A portrait of former President Andrew Jackson, who espoused a populist political style that has sometimes been compared with that of Trump, is gone.

The space now features American leaders who faced challenges and persevered, including Abraham Lincoln, who led the country through the Civil War, and Franklin D. Roosevelt, who was president in the depths of the Great Depression.

The redesign includes side-by-side pictures of Treasury Secretary Alexander Hamilton and President Thomas Jefferson - men known to vehemently disagree with one another.

There is also a bust of U.S. Senator Daniel Webster - who forcefully defended the country’s unity in 1830, saying “Liberty and Union, now and forever, one and inseparable!”

Biden took the helm on Wednesday of an extremely polarized nation, ravaged by the coronavirus pandemic, with millions of people out of work.

The new Oval Office highlights the country’s diversity with busts of civil rights icons including Rosa Parks and Cesar Chavez, and a sculpture made by a member of the Chiricahua Apache tribe.

Members of the tribe sued the Trump administration to block a pending land swap that would give mining company Rio Tinto the land it needs to build a copper mining project.

In October, Biden promised Native Americans they would “have a seat at the table” in his administration.
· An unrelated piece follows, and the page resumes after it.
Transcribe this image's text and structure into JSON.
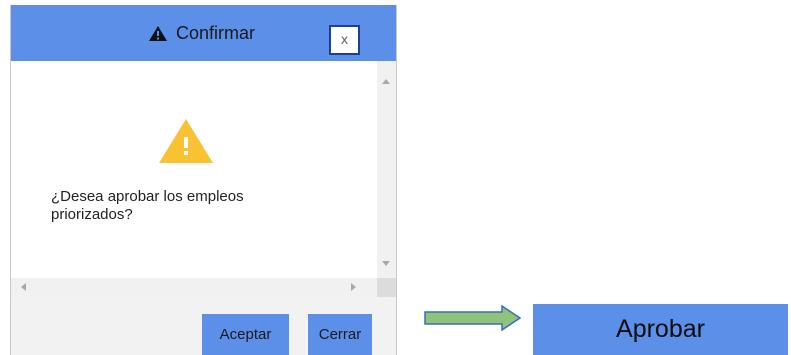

He has nominated Deb Haaland, a Laguna Pueblo and congresswoman from New Mexico, for Secretary of the Interior.

Biden has also brought back a painting of American flags on New York City’s Fifth Ave (“The Avenue in the Rain”) which hung there under previous presidents but which Trump had removed.

Reporting by Nandita Bose in Washington, Editing by Heather Timmons and Sonya Hepinstall